- _WHAT NEEDS TO BE DONE_
Lines holding the string "data": copy each one from the listing below.

--------------------------------

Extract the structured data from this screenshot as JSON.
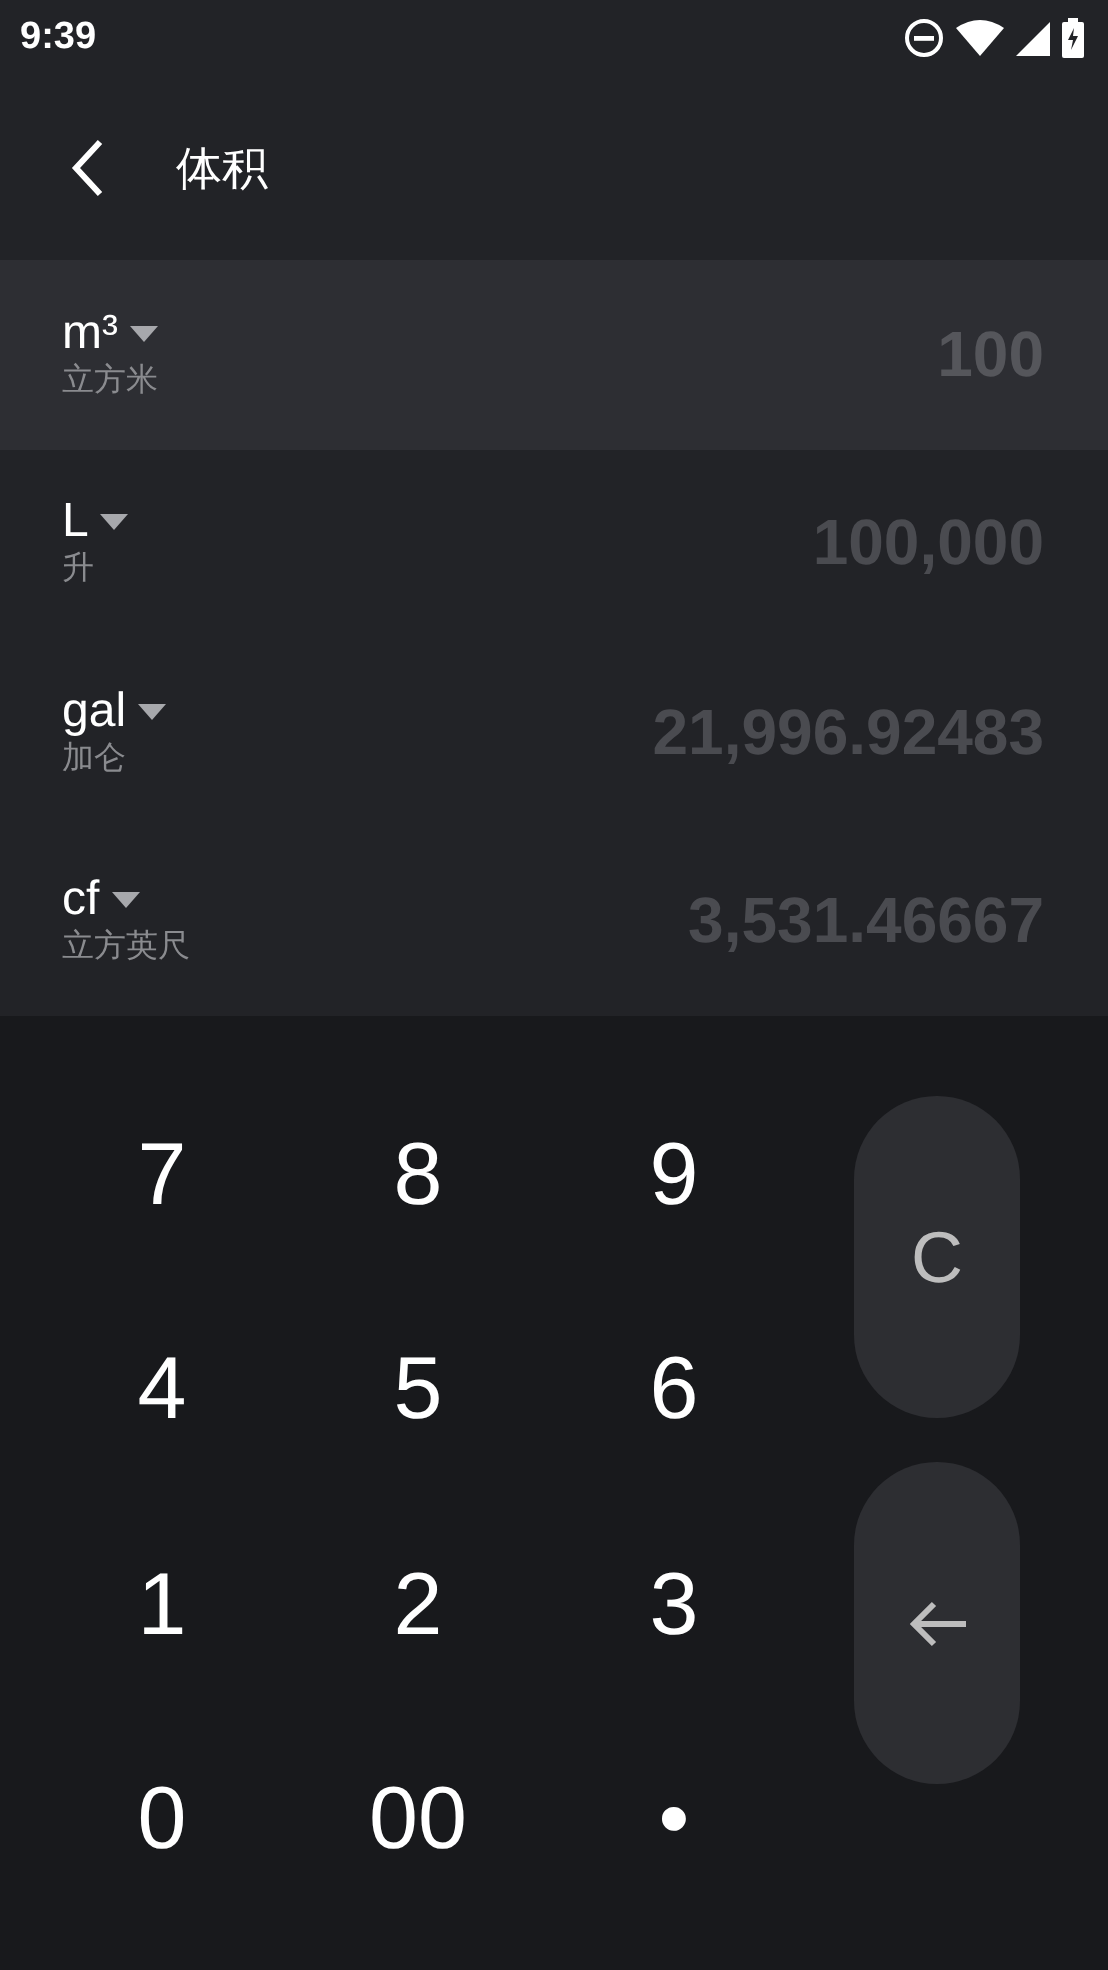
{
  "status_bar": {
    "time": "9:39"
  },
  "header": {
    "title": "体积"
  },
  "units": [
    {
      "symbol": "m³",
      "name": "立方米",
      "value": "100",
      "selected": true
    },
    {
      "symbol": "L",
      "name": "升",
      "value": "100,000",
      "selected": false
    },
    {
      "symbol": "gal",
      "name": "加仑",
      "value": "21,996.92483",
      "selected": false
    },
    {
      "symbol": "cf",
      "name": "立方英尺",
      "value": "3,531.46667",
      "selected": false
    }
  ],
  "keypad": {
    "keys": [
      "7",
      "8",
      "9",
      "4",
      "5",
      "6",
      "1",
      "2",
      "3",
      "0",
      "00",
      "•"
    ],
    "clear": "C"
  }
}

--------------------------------

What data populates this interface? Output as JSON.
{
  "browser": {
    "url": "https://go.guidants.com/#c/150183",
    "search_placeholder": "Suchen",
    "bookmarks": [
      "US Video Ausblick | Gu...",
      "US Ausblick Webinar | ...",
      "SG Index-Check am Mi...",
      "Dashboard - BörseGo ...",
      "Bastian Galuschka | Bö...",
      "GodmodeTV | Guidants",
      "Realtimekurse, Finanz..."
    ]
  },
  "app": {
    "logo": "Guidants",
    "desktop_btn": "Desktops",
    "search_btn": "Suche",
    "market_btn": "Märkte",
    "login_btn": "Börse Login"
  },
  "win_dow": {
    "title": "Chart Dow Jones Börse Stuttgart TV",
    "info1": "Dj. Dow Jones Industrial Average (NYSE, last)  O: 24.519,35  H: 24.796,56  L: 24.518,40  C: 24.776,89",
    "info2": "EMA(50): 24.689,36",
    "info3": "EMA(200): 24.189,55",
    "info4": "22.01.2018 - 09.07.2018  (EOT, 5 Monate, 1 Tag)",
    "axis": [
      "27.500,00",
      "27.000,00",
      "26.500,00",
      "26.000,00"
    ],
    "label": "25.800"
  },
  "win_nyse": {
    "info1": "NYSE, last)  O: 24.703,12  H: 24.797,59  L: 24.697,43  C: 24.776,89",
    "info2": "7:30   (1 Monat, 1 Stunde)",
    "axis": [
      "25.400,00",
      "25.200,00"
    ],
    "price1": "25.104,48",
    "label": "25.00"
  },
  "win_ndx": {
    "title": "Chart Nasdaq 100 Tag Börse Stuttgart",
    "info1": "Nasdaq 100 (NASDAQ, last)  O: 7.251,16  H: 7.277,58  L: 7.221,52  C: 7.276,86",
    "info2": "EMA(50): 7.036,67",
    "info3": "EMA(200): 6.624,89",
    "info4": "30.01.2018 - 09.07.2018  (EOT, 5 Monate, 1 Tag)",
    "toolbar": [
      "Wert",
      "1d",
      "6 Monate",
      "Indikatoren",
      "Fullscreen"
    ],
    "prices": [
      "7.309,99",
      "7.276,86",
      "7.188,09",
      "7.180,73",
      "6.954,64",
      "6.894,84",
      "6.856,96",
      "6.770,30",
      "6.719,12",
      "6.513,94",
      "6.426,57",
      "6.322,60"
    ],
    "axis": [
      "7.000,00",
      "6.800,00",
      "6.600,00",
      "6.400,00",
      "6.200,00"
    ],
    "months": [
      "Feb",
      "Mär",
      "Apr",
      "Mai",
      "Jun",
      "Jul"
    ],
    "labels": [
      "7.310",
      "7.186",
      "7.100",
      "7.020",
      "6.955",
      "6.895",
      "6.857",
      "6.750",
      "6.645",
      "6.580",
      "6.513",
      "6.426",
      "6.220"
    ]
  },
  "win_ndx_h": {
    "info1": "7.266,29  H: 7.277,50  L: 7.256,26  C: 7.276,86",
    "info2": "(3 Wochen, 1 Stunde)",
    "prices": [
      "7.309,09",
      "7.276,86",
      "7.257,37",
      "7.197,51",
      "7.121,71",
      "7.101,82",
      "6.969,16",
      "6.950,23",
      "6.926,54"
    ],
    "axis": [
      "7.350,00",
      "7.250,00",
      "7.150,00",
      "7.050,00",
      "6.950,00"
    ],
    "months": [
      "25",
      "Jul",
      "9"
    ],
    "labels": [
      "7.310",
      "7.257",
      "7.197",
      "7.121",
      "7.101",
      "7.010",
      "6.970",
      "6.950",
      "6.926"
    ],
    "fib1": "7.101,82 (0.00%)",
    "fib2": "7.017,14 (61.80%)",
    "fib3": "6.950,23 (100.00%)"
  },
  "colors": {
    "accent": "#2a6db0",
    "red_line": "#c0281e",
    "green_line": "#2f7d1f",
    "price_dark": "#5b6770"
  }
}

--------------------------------

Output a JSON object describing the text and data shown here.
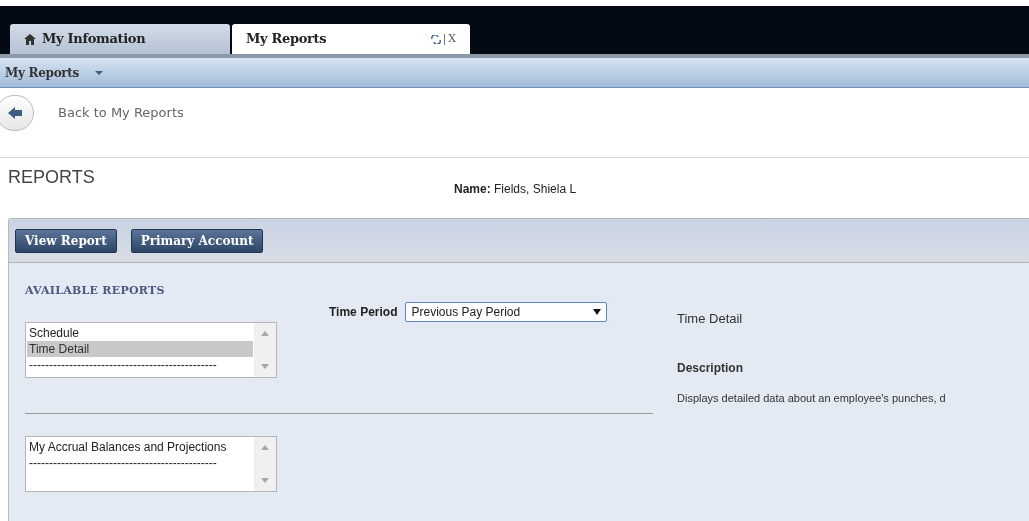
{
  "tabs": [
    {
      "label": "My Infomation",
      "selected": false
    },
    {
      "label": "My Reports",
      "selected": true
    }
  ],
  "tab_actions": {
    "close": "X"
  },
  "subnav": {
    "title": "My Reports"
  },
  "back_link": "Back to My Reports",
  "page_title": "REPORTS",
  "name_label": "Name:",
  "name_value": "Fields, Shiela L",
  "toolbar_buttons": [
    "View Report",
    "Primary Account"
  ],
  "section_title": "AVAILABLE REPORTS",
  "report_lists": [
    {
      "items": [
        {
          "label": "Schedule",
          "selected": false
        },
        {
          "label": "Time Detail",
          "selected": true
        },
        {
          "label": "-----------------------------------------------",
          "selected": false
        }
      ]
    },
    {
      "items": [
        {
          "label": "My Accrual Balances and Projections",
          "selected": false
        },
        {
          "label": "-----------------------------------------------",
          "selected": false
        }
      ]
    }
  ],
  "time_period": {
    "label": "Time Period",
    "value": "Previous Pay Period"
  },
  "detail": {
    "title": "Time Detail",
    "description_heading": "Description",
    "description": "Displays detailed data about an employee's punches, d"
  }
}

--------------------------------

- _WORKED SOLUTION_
Extract the structured data from this screenshot as JSON.
What data populates this interface? Output as JSON.
Output a JSON object describing the text and data shown here.
    "description": "Displays detailed data about an employee's punches, d"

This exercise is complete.